Retype every line of the records exactly.

App and web page records
----

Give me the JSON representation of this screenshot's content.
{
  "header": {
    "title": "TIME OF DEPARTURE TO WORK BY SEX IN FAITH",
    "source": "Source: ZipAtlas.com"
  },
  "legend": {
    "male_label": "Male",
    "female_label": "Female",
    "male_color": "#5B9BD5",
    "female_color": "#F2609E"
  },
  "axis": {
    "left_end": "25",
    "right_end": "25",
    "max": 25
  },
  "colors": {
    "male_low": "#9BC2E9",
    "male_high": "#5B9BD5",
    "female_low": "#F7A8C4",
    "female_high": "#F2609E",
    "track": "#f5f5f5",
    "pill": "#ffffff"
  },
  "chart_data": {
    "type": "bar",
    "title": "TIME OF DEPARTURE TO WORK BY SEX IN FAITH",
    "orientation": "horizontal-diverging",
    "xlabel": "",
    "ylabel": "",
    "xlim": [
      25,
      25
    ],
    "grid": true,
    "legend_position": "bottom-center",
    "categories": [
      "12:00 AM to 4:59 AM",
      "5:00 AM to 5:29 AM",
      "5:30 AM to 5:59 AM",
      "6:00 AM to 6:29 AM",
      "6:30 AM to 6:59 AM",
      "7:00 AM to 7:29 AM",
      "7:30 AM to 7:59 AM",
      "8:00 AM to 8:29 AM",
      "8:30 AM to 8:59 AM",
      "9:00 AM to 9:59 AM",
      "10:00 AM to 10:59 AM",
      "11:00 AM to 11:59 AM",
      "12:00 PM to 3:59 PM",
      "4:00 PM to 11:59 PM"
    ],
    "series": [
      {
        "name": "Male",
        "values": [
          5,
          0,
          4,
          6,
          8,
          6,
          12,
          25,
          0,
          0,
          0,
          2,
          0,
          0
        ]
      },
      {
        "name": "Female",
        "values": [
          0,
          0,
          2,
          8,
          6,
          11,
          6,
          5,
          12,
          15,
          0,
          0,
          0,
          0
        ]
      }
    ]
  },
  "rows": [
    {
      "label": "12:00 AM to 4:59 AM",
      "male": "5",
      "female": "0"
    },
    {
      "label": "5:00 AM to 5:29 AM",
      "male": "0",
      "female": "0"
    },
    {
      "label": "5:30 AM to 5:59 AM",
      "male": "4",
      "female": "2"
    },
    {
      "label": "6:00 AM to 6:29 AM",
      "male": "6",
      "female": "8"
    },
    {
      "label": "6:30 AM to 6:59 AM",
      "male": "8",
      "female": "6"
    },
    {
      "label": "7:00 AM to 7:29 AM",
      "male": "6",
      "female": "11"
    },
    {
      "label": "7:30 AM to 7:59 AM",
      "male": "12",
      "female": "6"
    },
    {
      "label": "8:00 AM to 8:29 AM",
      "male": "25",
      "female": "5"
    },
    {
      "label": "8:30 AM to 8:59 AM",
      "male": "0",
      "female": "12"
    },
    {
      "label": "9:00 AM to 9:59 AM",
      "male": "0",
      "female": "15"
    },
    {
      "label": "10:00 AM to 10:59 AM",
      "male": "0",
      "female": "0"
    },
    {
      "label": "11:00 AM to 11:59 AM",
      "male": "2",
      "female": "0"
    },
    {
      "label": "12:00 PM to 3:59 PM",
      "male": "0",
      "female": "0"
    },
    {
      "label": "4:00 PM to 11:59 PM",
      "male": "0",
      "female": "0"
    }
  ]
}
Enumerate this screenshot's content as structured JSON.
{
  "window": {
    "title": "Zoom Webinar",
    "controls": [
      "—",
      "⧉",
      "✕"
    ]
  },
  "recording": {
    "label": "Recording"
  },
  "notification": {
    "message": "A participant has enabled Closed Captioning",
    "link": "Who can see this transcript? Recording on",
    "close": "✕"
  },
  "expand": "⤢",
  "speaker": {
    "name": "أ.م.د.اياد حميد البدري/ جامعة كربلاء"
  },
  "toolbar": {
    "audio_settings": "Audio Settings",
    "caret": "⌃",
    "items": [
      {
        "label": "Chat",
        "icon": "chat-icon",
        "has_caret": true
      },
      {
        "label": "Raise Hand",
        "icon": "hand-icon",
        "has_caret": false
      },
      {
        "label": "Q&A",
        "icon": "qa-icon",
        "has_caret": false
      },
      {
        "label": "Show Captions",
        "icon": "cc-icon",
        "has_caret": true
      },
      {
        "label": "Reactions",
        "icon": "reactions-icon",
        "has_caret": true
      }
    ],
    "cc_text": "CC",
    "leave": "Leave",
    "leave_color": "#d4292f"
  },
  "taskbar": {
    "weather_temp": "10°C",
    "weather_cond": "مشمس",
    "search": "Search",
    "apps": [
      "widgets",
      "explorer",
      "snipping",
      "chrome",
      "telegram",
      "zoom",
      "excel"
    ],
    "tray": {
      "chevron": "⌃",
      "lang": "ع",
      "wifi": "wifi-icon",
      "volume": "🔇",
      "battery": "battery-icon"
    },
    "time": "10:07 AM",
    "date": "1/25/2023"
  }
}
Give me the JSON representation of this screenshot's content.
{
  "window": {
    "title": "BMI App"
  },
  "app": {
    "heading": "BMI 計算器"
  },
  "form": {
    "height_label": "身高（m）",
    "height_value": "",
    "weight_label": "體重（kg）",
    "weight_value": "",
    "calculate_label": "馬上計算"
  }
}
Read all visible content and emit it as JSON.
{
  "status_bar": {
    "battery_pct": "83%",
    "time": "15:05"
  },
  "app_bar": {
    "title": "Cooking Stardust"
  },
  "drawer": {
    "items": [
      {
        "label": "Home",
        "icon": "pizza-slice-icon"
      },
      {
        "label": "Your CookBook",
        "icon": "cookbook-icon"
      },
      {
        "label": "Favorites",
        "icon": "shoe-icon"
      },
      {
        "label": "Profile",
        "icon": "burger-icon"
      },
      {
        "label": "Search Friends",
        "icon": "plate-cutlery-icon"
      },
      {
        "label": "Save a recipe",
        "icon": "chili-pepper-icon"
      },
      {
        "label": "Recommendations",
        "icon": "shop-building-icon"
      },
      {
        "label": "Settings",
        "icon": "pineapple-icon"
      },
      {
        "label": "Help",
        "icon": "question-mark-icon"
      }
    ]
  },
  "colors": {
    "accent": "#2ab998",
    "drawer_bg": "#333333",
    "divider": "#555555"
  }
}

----

:: WRITTEN RESPONSE ::
Give me the JSON representation of this screenshot's content.
{
  "header": {
    "title": "TIME OF DEPARTURE TO WORK BY SEX IN FAITH",
    "source": "Source: ZipAtlas.com"
  },
  "legend": {
    "male_label": "Male",
    "female_label": "Female",
    "male_color": "#5B9BD5",
    "female_color": "#F2609E"
  },
  "axis": {
    "left_end": "25",
    "right_end": "25",
    "max": 25
  },
  "colors": {
    "male_low": "#9BC2E9",
    "male_high": "#5B9BD5",
    "female_low": "#F7A8C4",
    "female_high": "#F2609E",
    "track": "#f5f5f5",
    "pill": "#ffffff"
  },
  "chart_data": {
    "type": "bar",
    "title": "TIME OF DEPARTURE TO WORK BY SEX IN FAITH",
    "orientation": "horizontal-diverging",
    "xlabel": "",
    "ylabel": "",
    "xlim": [
      25,
      25
    ],
    "grid": true,
    "legend_position": "bottom-center",
    "categories": [
      "12:00 AM to 4:59 AM",
      "5:00 AM to 5:29 AM",
      "5:30 AM to 5:59 AM",
      "6:00 AM to 6:29 AM",
      "6:30 AM to 6:59 AM",
      "7:00 AM to 7:29 AM",
      "7:30 AM to 7:59 AM",
      "8:00 AM to 8:29 AM",
      "8:30 AM to 8:59 AM",
      "9:00 AM to 9:59 AM",
      "10:00 AM to 10:59 AM",
      "11:00 AM to 11:59 AM",
      "12:00 PM to 3:59 PM",
      "4:00 PM to 11:59 PM"
    ],
    "series": [
      {
        "name": "Male",
        "values": [
          5,
          0,
          4,
          6,
          8,
          6,
          12,
          25,
          0,
          0,
          0,
          2,
          0,
          0
        ]
      },
      {
        "name": "Female",
        "values": [
          0,
          0,
          2,
          8,
          6,
          11,
          6,
          5,
          12,
          15,
          0,
          0,
          0,
          0
        ]
      }
    ]
  },
  "rows": [
    {
      "label": "12:00 AM to 4:59 AM",
      "male": "5",
      "female": "0"
    },
    {
      "label": "5:00 AM to 5:29 AM",
      "male": "0",
      "female": "0"
    },
    {
      "label": "5:30 AM to 5:59 AM",
      "male": "4",
      "female": "2"
    },
    {
      "label": "6:00 AM to 6:29 AM",
      "male": "6",
      "female": "8"
    },
    {
      "label": "6:30 AM to 6:59 AM",
      "male": "8",
      "female": "6"
    },
    {
      "label": "7:00 AM to 7:29 AM",
      "male": "6",
      "female": "11"
    },
    {
      "label": "7:30 AM to 7:59 AM",
      "male": "12",
      "female": "6"
    },
    {
      "label": "8:00 AM to 8:29 AM",
      "male": "25",
      "female": "5"
    },
    {
      "label": "8:30 AM to 8:59 AM",
      "male": "0",
      "female": "12"
    },
    {
      "label": "9:00 AM to 9:59 AM",
      "male": "0",
      "female": "15"
    },
    {
      "label": "10:00 AM to 10:59 AM",
      "male": "0",
      "female": "0"
    },
    {
      "label": "11:00 AM to 11:59 AM",
      "male": "2",
      "female": "0"
    },
    {
      "label": "12:00 PM to 3:59 PM",
      "male": "0",
      "female": "0"
    },
    {
      "label": "4:00 PM to 11:59 PM",
      "male": "0",
      "female": "0"
    }
  ]
}
Enumerate this screenshot's content as structured JSON.
{
  "window": {
    "title": "Zoom Webinar",
    "controls": [
      "—",
      "⧉",
      "✕"
    ]
  },
  "recording": {
    "label": "Recording"
  },
  "notification": {
    "message": "A participant has enabled Closed Captioning",
    "link": "Who can see this transcript? Recording on",
    "close": "✕"
  },
  "expand": "⤢",
  "speaker": {
    "name": "أ.م.د.اياد حميد البدري/ جامعة كربلاء"
  },
  "toolbar": {
    "audio_settings": "Audio Settings",
    "caret": "⌃",
    "items": [
      {
        "label": "Chat",
        "icon": "chat-icon",
        "has_caret": true
      },
      {
        "label": "Raise Hand",
        "icon": "hand-icon",
        "has_caret": false
      },
      {
        "label": "Q&A",
        "icon": "qa-icon",
        "has_caret": false
      },
      {
        "label": "Show Captions",
        "icon": "cc-icon",
        "has_caret": true
      },
      {
        "label": "Reactions",
        "icon": "reactions-icon",
        "has_caret": true
      }
    ],
    "cc_text": "CC",
    "leave": "Leave",
    "leave_color": "#d4292f"
  },
  "taskbar": {
    "weather_temp": "10°C",
    "weather_cond": "مشمس",
    "search": "Search",
    "apps": [
      "widgets",
      "explorer",
      "snipping",
      "chrome",
      "telegram",
      "zoom",
      "excel"
    ],
    "tray": {
      "chevron": "⌃",
      "lang": "ع",
      "wifi": "wifi-icon",
      "volume": "🔇",
      "battery": "battery-icon"
    },
    "time": "10:07 AM",
    "date": "1/25/2023"
  }
}
Give me the JSON representation of this screenshot's content.
{
  "window": {
    "title": "BMI App"
  },
  "app": {
    "heading": "BMI 計算器"
  },
  "form": {
    "height_label": "身高（m）",
    "height_value": "",
    "weight_label": "體重（kg）",
    "weight_value": "",
    "calculate_label": "馬上計算"
  }
}
Read all visible content and emit it as JSON.
{
  "status_bar": {
    "battery_pct": "83%",
    "time": "15:05"
  },
  "app_bar": {
    "title": "Cooking Stardust"
  },
  "drawer": {
    "items": [
      {
        "label": "Home",
        "icon": "pizza-slice-icon"
      },
      {
        "label": "Your CookBook",
        "icon": "cookbook-icon"
      },
      {
        "label": "Favorites",
        "icon": "shoe-icon"
      },
      {
        "label": "Profile",
        "icon": "burger-icon"
      },
      {
        "label": "Search Friends",
        "icon": "plate-cutlery-icon"
      },
      {
        "label": "Save a recipe",
        "icon": "chili-pepper-icon"
      },
      {
        "label": "Recommendations",
        "icon": "shop-building-icon"
      },
      {
        "label": "Settings",
        "icon": "pineapple-icon"
      },
      {
        "label": "Help",
        "icon": "question-mark-icon"
      }
    ]
  },
  "colors": {
    "accent": "#2ab998",
    "drawer_bg": "#333333",
    "divider": "#555555"
  }
}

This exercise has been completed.